(Items from an interface collection)
===============

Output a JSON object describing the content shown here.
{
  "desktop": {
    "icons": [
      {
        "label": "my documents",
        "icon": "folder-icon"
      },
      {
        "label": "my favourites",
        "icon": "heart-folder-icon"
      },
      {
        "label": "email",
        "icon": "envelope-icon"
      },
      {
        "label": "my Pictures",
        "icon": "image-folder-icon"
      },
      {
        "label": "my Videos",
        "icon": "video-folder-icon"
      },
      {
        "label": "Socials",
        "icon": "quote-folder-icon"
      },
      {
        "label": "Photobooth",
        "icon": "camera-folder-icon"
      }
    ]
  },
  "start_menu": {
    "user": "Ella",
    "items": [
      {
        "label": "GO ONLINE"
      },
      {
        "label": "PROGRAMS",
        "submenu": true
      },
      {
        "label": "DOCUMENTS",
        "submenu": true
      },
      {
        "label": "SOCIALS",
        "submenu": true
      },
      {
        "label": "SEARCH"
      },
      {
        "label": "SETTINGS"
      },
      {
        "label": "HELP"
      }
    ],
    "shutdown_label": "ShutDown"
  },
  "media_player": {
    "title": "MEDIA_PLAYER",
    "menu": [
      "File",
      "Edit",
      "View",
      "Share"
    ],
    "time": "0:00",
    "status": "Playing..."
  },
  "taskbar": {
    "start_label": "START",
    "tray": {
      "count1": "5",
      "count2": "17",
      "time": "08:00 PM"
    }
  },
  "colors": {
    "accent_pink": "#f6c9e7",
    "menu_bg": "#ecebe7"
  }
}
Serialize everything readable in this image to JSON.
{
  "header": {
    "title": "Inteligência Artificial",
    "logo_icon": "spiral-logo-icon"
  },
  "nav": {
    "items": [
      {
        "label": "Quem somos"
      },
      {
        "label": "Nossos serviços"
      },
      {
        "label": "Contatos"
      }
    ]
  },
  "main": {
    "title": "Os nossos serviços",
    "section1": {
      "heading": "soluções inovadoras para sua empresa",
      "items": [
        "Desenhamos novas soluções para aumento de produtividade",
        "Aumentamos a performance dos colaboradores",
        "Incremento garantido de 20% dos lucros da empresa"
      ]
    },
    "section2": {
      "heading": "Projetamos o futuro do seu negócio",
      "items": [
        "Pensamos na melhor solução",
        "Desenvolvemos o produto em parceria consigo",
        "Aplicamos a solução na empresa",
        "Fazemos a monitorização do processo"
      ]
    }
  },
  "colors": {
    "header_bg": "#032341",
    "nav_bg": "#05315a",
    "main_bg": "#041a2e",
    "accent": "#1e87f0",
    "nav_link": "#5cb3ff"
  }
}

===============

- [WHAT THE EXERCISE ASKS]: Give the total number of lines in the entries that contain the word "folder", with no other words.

- [SOLUTION]: 6